The European Commission (EC) last week launched an infringement proceeding against the UK over e-privacy and personal data protection. This came following BT’s launch of the trial behavioural advertising technology known as Phorm. Although the trial had the permission of the Information Commissioner’s Office, it has triggered a number of complaints from UK Internet users. The EC has concluded that Phorm was breaching consumer privacy directives, and has requested that all member states comply with EU data protection rules. In the UK’s case, this may require a change in the law.
Privacy becomes more important as the Internet gets personal

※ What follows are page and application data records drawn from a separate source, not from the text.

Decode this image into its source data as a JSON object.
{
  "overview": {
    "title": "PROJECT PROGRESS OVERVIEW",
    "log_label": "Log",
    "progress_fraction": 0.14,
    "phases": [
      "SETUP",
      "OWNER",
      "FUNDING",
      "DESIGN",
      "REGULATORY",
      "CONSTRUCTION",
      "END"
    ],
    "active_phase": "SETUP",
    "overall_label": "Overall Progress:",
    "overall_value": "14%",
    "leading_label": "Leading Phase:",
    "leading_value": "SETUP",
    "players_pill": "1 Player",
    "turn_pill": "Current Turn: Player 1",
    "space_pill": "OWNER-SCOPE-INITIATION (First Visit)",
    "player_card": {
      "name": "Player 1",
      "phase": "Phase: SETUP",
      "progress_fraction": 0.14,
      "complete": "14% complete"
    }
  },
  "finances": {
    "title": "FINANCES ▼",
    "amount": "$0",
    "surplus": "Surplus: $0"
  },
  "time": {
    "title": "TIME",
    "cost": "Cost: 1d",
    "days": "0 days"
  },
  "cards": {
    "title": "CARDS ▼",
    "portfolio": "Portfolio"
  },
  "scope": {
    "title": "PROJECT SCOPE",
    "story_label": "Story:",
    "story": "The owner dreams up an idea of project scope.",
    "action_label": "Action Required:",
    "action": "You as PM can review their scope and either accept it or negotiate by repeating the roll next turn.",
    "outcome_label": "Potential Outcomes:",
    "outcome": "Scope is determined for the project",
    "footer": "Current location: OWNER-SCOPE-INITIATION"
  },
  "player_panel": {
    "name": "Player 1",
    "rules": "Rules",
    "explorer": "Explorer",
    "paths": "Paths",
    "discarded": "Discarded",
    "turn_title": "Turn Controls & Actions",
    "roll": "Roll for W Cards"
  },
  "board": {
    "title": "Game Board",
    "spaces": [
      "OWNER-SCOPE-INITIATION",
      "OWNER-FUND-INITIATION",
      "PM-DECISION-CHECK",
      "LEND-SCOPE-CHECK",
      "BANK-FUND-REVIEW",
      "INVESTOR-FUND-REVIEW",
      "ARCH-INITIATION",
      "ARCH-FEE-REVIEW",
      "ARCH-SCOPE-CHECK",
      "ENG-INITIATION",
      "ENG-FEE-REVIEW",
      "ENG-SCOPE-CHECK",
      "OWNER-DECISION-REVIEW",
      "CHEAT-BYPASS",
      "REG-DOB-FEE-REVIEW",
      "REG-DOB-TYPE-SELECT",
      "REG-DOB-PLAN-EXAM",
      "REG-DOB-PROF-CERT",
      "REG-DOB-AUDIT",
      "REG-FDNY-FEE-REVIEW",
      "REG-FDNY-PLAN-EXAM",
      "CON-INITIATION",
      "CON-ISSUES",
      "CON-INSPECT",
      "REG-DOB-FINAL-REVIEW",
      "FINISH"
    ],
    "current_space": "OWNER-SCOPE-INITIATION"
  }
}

Even as early as 2001, in a British government survey, most consumers expressed their worries about the ways their information might be being used without their knowledge when using various electronic services, particularly the Internet. With increasing broadband penetration and the Internet becoming more and more part of our day-to-day lives, the amount of personal data in circulation increases ever more.
The more users become aware of these issues, the more worried they become – e-privacy complaints have soared in recent years. Phorm, whilst being the subject of this intervention, is just one of these cases. The technology provides a behavioural targeting advertising system that enables ISPs to analyse customers’ web-surfing habits to deliver targeted advertising to each user.
The EC requested UK legislation be toughened up
The EC has been following the case of BT and Phorm since last year, when BT’s trial prompted numerous complaints. Consumer privacy and data protection is receiving increasing attention from Brussels as it becomes a more important regulatory issue. The EC now feels it is time to take legal action against BT’s Phorm trial to protect customers’ privacy under the EU rules.
The EC is now addressing several problems that emerged during its enquiry into the UK situation. It has concluded that the UK failed, to some degree, to maintain the confidentiality of communications by allowing interception and surveillance without users’ consent – one of the most important principles of privacy and personal data protection. Under UK law, interception could be considered lawful when the interceptor has ‘reasonable grounds’ for believing that consent has been given. Therefore, it is not completely in line with the EC’s principle of receiving users’ consent before interception.
The UK also came under fire for its lack of an independent national supervisory authority dealing with interceptions. As a result, the EC believes the current UK legal framework does not completely comply with the EU Data Protection Directive of 2002 and fails to protect customers’ privacy, and has asked the UK to clean up its act.
New technologies will be used consistently across Europe
The EC has reiterated that all member states must comply with EU rules on privacy and data protection. Whilst it sees new technologies as being beneficial to consumers and businesses, it states that those technologies must be used in a way that complies with EU rules aimed at protecting citizens.
The complex set of issues raised by e-privacy and personal data protection rules have far-reaching implications for online search and digital advertising. With the EC stressing that it will protect the privacy of European citizens and control how their personal information is used, we may see the EC increasingly monitoring the compliance of member states and investigating new technologies (such as online social networking) to ensure that they are used in a way that guarantees confidentiality of communications.